CEU belong to the blue cluster with 93.7%, and TSI in the red one with 94.9%.
The most red Utah White has 31.4% "southern" ancestry, while the most blue Tuscan has 21.2% "northern" ancestry. Thus, the cutoff "jump" between the two populations, at the middle of the figure, is 47.4%.
The standard deviation of the "southern" component among CEU individuals is 6.9%, and the standard deviation of the "northern" component among Tuscans is 5.7%.
How real is this "admixture"?
As I have mentioned before in the blog, apparent "mixedness" between populations decreases as the number of markers increases. Thus, the question arises: is the apparent "admixture" between Tuscans and Utahns a real effect of individuals diverging toward a population other than their own, or an artefact of a limited number of markers?
We should note that increasing the number of markers has diminishing returns: most new markers are in linkage disequilibrium with existing markers, and hence provide little additional information: going from 10 to 110 markers has a huge effect, but going from 1000 to 1100 a trivial one.
To study this question I took a 1/5 random sample of the markers, or about 300K SNPs and repeated the ADMIXTURE run:
Now, CEU are 93.9% in the blue cluster (vs. 93.7% in the 1.5M run) and the variance of the red component in CEU individuals is 6.8% (vs. 6.9% in the 1.5M run).
Tuscans are 94.0% in the red cluster (vs. 94.9% in the 1.5M run) and the variance of the blue component in TSI individuals is 6.5% (vs. 5.7% in the 1.5M run).

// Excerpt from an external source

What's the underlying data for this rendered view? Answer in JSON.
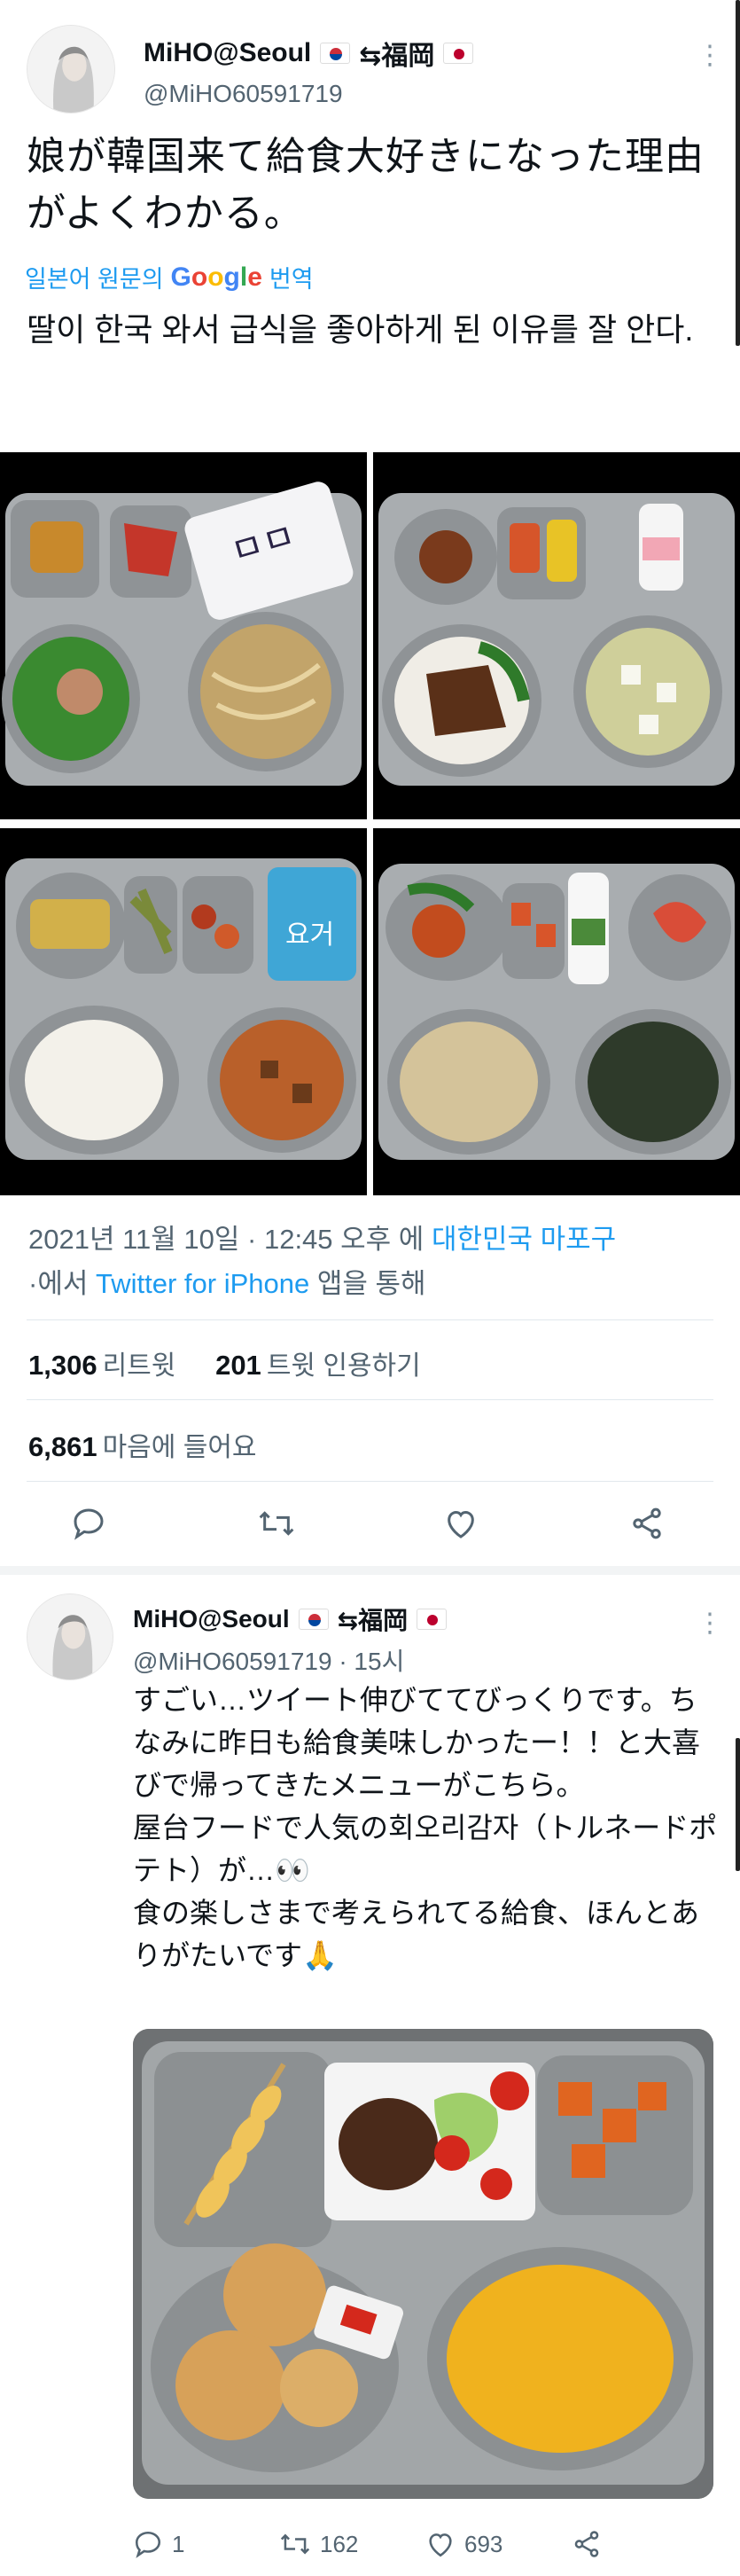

The conclusion is obvious that the 5-fold increase in markers from 300K to 1.5M had no noticeable effect in the apparent mixedness of populations and individuals.